Thursday, March 19, 2009

"It's Not Rocket Science" by DeAnander

DeAnander has taught me a lot about alternatives to our current industrial food system. I think of her as Michael Pollan, Wendell Berry, and Alice Waters rolled into one. Her latest post is a gem.

We’re all familiar with the myth: we learned it in school. It goes something like this:
Once Upon a Time, in the 1960’s, a crew of brilliant whitefellas in lab coats Saved the World by revolutionising farming and eliminating world hunger. Their new, advanced mechanical/chemical farming methods — vast areas of monocrop, heavy tractors, giant combines, tonnes of artificial pesticides and fertilisers — and their new, improved, superior hybridised crops increased yields tenfold and more. Without industrial farming, billions would starve, even though other billions would be re-sentenced to the short lives of brutal, backbreaking toil from which they were rescued by industrial/mechanised farming. Therefore, anyone who advocates organic or “sustainable” farming practise is some kind of heartless elitist who wants billions to starve and the rest to live as dawn-to-dusk field slaves — for this is what will happen if we do not continue and expand the highly successful [and highly profitable, for everyone except farmers and eaters] model of industrial/corporate farming. There is no other way to feed ourselves. If there are “external costs” of the industrial farming system, we will just have to accept them.

That’s what I was taught in school — and probably you were too, if the subject of agriculture was even mentioned during your school years.
The real story — slowly emerging now into public discourse, in bits and pieces, in a mosaic of books, documentary films, research, nationalist and peasant movements, grassroots efforts — is a lot more ambiguous and complicated. Did agricultural productivity really rise as a result of industrial farming methods? Well, yes and no; it depends how you measure productivity. Was hunger really eliminated by the so-called Green Revolution of the 1960’s? Obviously not, since billions are going hungry worldwide today. How effective were the new artificial pesticides and fertilisers really? And what are the long-term consequences of their use? On what theories was this shift in agriculture based, and who benefited most, and what other agendas were on the table (or under it) at the time? And most urgently perhaps — as we measure the annual loss of topsoil, the reduced nutritional value of industrially-farmed food, and the many risks to food security posed by massively centralised and fossil-fuel-dependent food production — is there any other way to feed ourselves? If the answer is Yes, and any other approach to farming and food is capable of feeding us, then these two (or more) competing models of farming which should be examined and evaluated. But if the answer is No, then we are indeed the captives of an irrevocable choice made sometime in the 1930’s and 1940’s, with no way out.

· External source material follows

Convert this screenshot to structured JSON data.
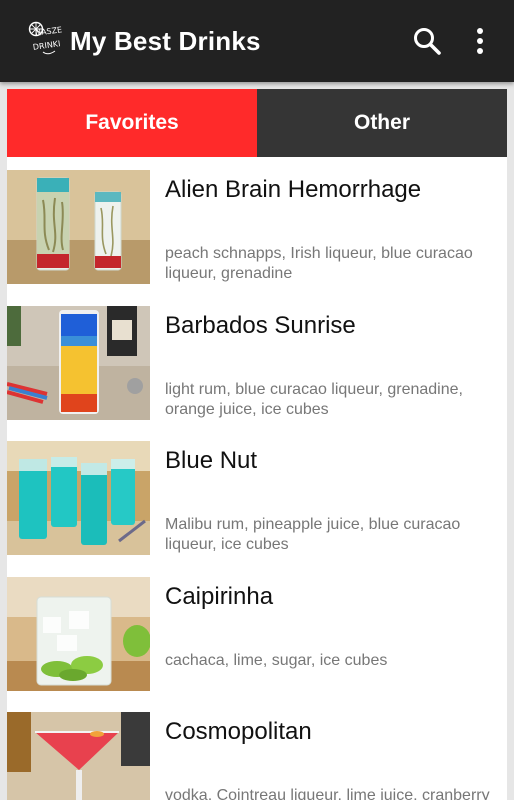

Hunger is not inevitable. Factory farming is not inevitable. Low-quality, tasteless, contaminated food is not inevitable. Repeated “food scares” are not inevitable. Soaring public health costs are not inevitable. Another and better food system is eminently possible — now, not ten years from now or after some promised, imaginary “scientific breakthrough”. It is possible right now, today — in our own backyard(s).
What are we waiting for?
I'd encourage you to read the rest. It's brilliant.

1 comment:

H2 said...

Thanks for this, Bruce. And you're right--DeAnander's complete post is well worth reading.

In honor of this first spring day, I'm going out to plant cress in the ground right now.